1 generally taken on by one of the old association.
Métayage is the most important, but by no means the only, modification of the ordinary relations of landlord and tenant which prevail in France. Two of the others might be studied, if space allowed, in their bearing upon the Irish land question. The domaine congéable of Brittany still finds sup ters, and prevails extensively in Finistère. Of the droit de marché of the Picard farmer, with its dark tale of agrarian crime and outrage, and its immemorial practice of boycotting land-grabbers or dépointeurs, we will only observe, as a coincidence, that it must have been familiar to every divinity student of Douai or St. Omer. But, for practical purposes, the condition and prospects of peasant proprietors and métayers are of greater interest to English agriculturists.

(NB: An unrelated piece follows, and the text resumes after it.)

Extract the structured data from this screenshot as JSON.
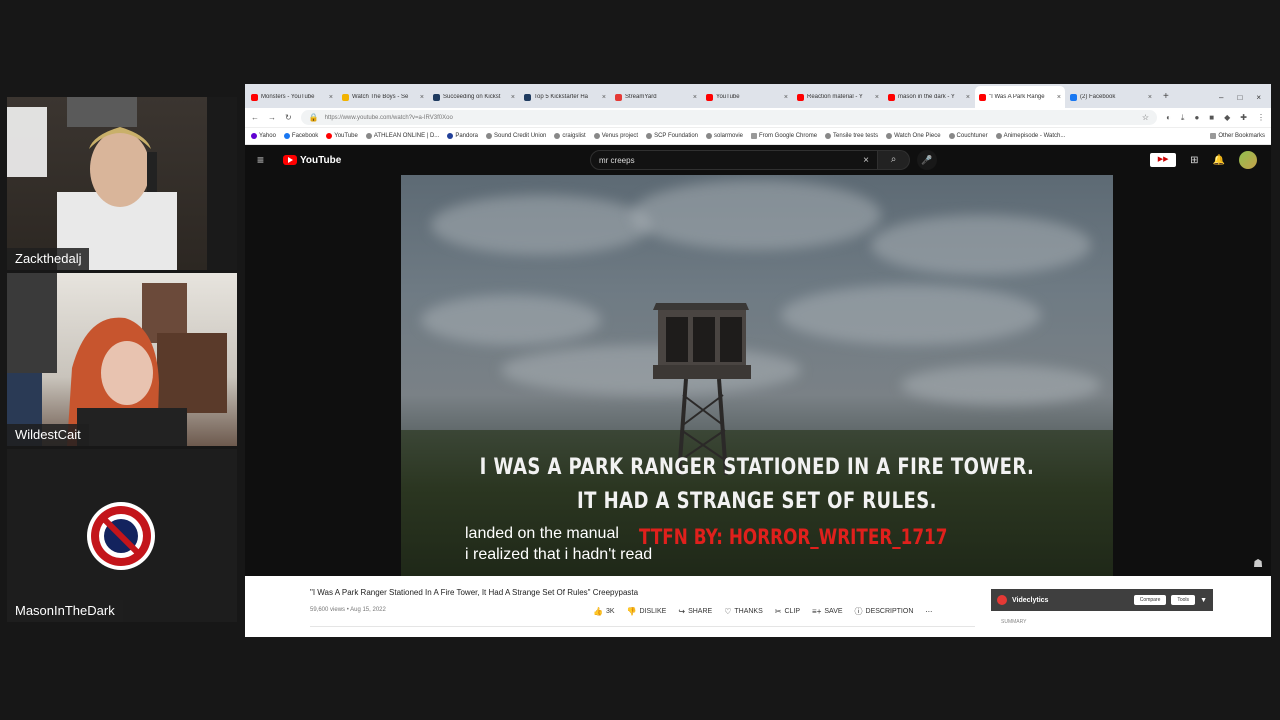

No one wiil deny that the system of peasant proprietors is socially advantageous. It affords a training to the rural population for which we in England have found no substi